[Supplied records]

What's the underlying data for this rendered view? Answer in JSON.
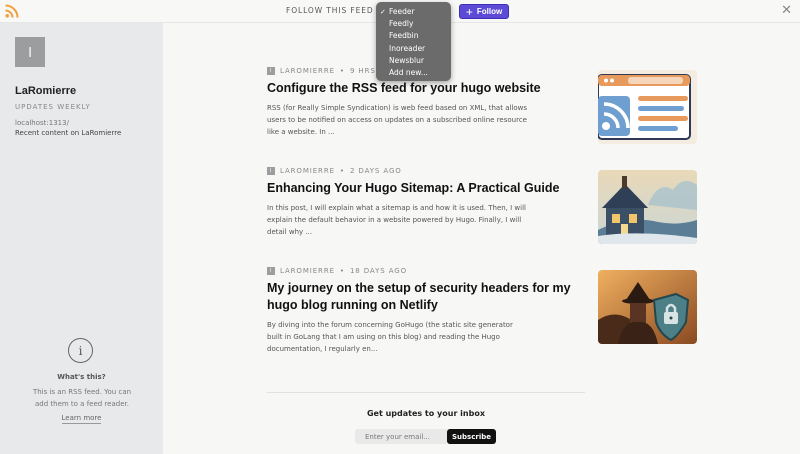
{
  "topbar": {
    "follow_label": "FOLLOW THIS FEED WITH",
    "selected_reader": "Feeder",
    "follow_button": "Follow",
    "close_glyph": "✕"
  },
  "reader_options": [
    "Feeder",
    "Feedly",
    "Feedbin",
    "Inoreader",
    "Newsblur",
    "Add new..."
  ],
  "sidebar": {
    "avatar_letter": "l",
    "title": "LaRomierre",
    "subtitle": "UPDATES WEEKLY",
    "url": "localhost:1313/",
    "description": "Recent content on LaRomierre",
    "info_glyph": "i",
    "whats_this": "What's this?",
    "whats_desc": "This is an RSS feed. You can add them to a feed reader.",
    "learn_more": "Learn more"
  },
  "posts": [
    {
      "author": "LAROMIERRE",
      "time": "9 HRS AGO",
      "title": "Configure the RSS feed for your hugo website",
      "excerpt": "RSS (for Really Simple Syndication) is web feed based on XML, that allows users to be notified on access on updates on a subscribed online resource like a website. In ...",
      "thumb_icon": "rss-illustration-icon"
    },
    {
      "author": "LAROMIERRE",
      "time": "2 DAYS AGO",
      "title": "Enhancing Your Hugo Sitemap: A Practical Guide",
      "excerpt": "In this post, I will explain what a sitemap is and how it is used. Then, I will explain the default behavior in a website powered by Hugo. Finally, I will detail why ...",
      "thumb_icon": "house-illustration-icon"
    },
    {
      "author": "LAROMIERRE",
      "time": "18 DAYS AGO",
      "title": "My journey on the setup of security headers for my hugo blog running on Netlify",
      "excerpt": "By diving into the forum concerning GoHugo (the static site generator built in GoLang that I am using on this blog) and reading the Hugo documentation, I regularly en...",
      "thumb_icon": "knight-shield-illustration-icon"
    }
  ],
  "newsletter": {
    "title": "Get updates to your inbox",
    "placeholder": "Enter your email...",
    "button": "Subscribe"
  },
  "colors": {
    "accent": "#5b4bd6",
    "rss_orange": "#f0a040",
    "sidebar_bg": "#e8e9ea",
    "dropdown_bg": "#6b6b6b"
  }
}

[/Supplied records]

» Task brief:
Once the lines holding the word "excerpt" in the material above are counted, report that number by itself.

» Exercise output:
3